*YOUR INSTRUCTIONS*: Copy all lines in the material holding the string "Attributes".

*EXERCISE INPUT*:
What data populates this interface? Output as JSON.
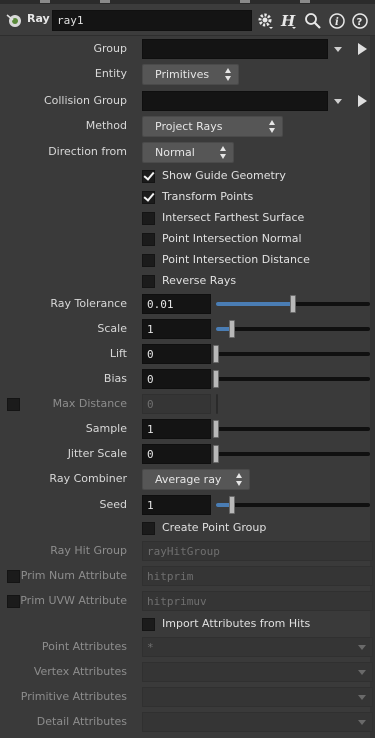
{
  "header": {
    "node_type": "Ray",
    "node_name": "ray1",
    "icons": [
      "node-ray-icon",
      "gear-icon",
      "houdini-help-icon",
      "search-icon",
      "info-icon",
      "help-icon"
    ]
  },
  "params": {
    "group": {
      "label": "Group",
      "value": ""
    },
    "entity": {
      "label": "Entity",
      "value": "Primitives"
    },
    "collision_group": {
      "label": "Collision Group",
      "value": ""
    },
    "method": {
      "label": "Method",
      "value": "Project Rays"
    },
    "direction_from": {
      "label": "Direction from",
      "value": "Normal"
    },
    "show_guide": {
      "label": "Show Guide Geometry",
      "checked": true
    },
    "transform_points": {
      "label": "Transform Points",
      "checked": true
    },
    "intersect_farthest": {
      "label": "Intersect Farthest Surface",
      "checked": false
    },
    "point_int_normal": {
      "label": "Point Intersection Normal",
      "checked": false
    },
    "point_int_distance": {
      "label": "Point Intersection Distance",
      "checked": false
    },
    "reverse_rays": {
      "label": "Reverse Rays",
      "checked": false
    },
    "ray_tolerance": {
      "label": "Ray Tolerance",
      "value": "0.01",
      "slider": 0.5
    },
    "scale": {
      "label": "Scale",
      "value": "1",
      "slider": 0.1
    },
    "lift": {
      "label": "Lift",
      "value": "0",
      "slider": 0
    },
    "bias": {
      "label": "Bias",
      "value": "0",
      "slider": 0
    },
    "max_distance": {
      "label": "Max Distance",
      "value": "0",
      "enabled": false
    },
    "sample": {
      "label": "Sample",
      "value": "1",
      "slider": 0
    },
    "jitter_scale": {
      "label": "Jitter Scale",
      "value": "0",
      "slider": 0
    },
    "ray_combiner": {
      "label": "Ray Combiner",
      "value": "Average ray"
    },
    "seed": {
      "label": "Seed",
      "value": "1",
      "slider": 0.1
    },
    "create_point_group": {
      "label": "Create Point Group",
      "checked": false
    },
    "ray_hit_group": {
      "label": "Ray Hit Group",
      "value": "rayHitGroup"
    },
    "prim_num_attr": {
      "label": "Prim Num Attribute",
      "value": "hitprim"
    },
    "prim_uvw_attr": {
      "label": "Prim UVW Attribute",
      "value": "hitprimuv"
    },
    "import_attrs": {
      "label": "Import Attributes from Hits",
      "checked": false
    },
    "point_attrs": {
      "label": "Point Attributes",
      "value": "*"
    },
    "vertex_attrs": {
      "label": "Vertex Attributes",
      "value": ""
    },
    "primitive_attrs": {
      "label": "Primitive Attributes",
      "value": ""
    },
    "detail_attrs": {
      "label": "Detail Attributes",
      "value": ""
    }
  },
  "colors": {
    "background": "#3a3a3a",
    "field": "#141414",
    "slider_fill": "#4a7db4",
    "menu": "#565656"
  }
}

*ANSWER SECTION*:
      "label": "Import Attributes from Hits",
      "label": "Point Attributes",
      "label": "Vertex Attributes",
      "label": "Primitive Attributes",
      "label": "Detail Attributes",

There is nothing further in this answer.